Painting with light and color
On April 15th, 1874, in the Parisian studio of photographer Nadar, was the opening of the first group exhibition that was uninhibited by government interference and the dictates of an official selection committee. This date has gone down in the annals of art history because it marks the birth of the Impressionism. Impressionistic paintings now rank among the most popular works of art and are the pride of any museum or collection worldwide. However, in 1874 the public response to the exhibition, and to Impressionist painting, was not adoration but rather shock and even outrage. The Impressionists and the succeeding Neo-Impressionists were avant-gardist and revolutionary, paving the way for modern art. Present-day viewers, hardly realizing this revolutionary potential, can be content to enjoy the aesthetic of light and color.

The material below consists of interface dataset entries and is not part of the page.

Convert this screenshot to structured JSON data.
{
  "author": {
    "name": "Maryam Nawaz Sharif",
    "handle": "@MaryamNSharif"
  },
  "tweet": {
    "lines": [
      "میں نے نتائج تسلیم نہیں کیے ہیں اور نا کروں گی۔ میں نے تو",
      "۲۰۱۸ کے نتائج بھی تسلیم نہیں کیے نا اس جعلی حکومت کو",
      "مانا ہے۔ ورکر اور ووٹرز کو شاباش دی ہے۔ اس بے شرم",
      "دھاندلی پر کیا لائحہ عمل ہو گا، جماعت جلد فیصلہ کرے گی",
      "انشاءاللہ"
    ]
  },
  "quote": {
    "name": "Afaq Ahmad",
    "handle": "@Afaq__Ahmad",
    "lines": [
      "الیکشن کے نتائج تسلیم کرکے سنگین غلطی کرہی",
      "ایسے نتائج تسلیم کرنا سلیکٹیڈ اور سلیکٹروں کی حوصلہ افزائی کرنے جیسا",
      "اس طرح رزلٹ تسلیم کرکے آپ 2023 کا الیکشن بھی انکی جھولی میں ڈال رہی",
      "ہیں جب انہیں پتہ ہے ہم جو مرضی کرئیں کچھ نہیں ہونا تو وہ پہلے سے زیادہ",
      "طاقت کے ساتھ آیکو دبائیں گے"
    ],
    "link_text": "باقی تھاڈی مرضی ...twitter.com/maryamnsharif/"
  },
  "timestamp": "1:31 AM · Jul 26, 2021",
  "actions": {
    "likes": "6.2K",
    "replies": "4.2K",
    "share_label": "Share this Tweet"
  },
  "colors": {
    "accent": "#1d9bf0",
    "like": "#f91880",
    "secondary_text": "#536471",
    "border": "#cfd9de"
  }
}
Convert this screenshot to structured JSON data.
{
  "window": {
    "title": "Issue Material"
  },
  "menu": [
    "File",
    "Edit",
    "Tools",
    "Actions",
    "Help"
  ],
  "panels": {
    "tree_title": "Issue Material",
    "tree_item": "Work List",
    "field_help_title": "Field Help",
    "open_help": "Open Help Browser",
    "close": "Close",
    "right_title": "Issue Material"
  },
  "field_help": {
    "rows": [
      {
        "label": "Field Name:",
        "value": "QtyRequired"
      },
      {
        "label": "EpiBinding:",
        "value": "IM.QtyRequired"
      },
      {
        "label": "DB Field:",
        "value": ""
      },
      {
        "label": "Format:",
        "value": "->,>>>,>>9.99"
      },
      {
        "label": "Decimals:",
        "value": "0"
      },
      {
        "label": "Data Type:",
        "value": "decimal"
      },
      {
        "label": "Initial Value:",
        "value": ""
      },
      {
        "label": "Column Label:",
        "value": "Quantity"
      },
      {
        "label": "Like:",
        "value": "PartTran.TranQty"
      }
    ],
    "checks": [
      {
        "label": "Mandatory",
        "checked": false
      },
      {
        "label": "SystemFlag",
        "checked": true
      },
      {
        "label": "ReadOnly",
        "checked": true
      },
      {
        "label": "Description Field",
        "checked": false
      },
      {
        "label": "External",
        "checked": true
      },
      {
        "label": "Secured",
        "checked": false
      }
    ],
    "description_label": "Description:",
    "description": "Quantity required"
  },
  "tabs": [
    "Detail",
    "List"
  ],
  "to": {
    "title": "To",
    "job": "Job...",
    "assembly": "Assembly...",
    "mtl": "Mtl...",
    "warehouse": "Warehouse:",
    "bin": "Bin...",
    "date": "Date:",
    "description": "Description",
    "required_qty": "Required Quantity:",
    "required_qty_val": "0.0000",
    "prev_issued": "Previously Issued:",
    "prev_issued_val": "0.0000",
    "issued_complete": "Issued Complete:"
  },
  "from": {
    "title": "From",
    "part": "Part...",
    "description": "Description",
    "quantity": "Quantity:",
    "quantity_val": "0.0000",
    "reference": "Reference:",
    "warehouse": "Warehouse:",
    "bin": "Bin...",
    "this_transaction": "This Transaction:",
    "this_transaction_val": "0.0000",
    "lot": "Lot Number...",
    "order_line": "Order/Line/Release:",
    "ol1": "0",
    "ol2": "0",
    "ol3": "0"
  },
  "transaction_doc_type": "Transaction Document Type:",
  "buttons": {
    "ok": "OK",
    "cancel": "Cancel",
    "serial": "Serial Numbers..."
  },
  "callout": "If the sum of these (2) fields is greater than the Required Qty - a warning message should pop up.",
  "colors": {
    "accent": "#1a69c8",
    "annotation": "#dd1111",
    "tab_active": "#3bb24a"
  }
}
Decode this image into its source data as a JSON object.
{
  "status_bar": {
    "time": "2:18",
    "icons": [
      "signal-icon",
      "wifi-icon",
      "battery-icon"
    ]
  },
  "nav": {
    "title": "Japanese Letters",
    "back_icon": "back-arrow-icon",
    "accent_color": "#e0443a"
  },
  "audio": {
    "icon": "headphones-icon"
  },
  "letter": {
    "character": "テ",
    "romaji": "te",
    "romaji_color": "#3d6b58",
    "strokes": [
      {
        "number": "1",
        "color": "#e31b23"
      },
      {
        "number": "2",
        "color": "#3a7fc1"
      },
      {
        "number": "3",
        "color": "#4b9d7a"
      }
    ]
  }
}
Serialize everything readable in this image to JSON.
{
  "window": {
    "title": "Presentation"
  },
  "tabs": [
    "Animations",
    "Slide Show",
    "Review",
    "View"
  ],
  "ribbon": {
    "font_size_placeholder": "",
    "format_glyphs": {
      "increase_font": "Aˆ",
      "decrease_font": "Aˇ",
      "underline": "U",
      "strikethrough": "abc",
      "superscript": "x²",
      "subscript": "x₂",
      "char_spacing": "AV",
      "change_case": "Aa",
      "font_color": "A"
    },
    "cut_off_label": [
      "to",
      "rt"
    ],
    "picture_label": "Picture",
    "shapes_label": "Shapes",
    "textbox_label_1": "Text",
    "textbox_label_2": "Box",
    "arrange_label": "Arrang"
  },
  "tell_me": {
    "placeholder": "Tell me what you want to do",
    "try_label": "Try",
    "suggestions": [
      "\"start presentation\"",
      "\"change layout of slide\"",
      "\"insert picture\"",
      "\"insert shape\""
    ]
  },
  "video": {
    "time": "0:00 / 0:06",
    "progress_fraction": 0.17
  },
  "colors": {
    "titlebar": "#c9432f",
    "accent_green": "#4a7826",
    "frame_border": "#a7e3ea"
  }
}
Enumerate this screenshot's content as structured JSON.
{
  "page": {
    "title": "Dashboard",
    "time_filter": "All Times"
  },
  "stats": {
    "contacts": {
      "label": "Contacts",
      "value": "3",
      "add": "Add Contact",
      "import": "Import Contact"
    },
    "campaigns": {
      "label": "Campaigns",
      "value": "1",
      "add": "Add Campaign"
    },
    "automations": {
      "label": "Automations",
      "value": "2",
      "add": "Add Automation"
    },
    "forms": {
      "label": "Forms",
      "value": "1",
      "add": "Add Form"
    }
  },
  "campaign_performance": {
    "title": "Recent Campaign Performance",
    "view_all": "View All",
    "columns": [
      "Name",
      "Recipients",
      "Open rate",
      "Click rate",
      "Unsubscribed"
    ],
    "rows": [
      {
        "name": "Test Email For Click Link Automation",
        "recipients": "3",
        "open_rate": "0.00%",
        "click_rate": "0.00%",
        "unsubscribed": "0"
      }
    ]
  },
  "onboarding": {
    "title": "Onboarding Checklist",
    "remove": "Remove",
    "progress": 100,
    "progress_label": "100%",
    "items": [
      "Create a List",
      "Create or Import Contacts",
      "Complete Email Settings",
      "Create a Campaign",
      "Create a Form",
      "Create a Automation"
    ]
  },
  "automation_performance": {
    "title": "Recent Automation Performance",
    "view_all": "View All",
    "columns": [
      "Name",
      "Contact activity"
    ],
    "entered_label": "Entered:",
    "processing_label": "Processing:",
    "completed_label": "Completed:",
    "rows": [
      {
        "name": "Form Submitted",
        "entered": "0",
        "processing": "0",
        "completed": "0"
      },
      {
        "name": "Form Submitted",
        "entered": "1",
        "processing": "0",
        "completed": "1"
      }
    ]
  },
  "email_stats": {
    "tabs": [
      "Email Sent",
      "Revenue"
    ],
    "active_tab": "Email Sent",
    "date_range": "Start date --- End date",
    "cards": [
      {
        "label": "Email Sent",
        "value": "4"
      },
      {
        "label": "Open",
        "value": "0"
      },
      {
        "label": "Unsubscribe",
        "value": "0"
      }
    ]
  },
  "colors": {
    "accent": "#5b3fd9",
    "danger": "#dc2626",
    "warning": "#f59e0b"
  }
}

Artists featured in detail: Frederic Bazille, Marie Braquemond, Gustave Caillebotte, Mary Cassat, Edgar Degas, Vincent Van Gogh, Armand Guillaumin, Max Liebermann, Claude Monet, Berthe Morisot, Guiseppe de Nittis, Camille Pissarro, Pierre-Auguste Renoir, Medardo Rosso, Giovanni Segantini, John Singer Sargent, Georges Seurat, Paul Signac, Walter Richard Sickert, Alfred Sisley, Max Slevogt, Fritz von Uhde, Federico Zandomeneghi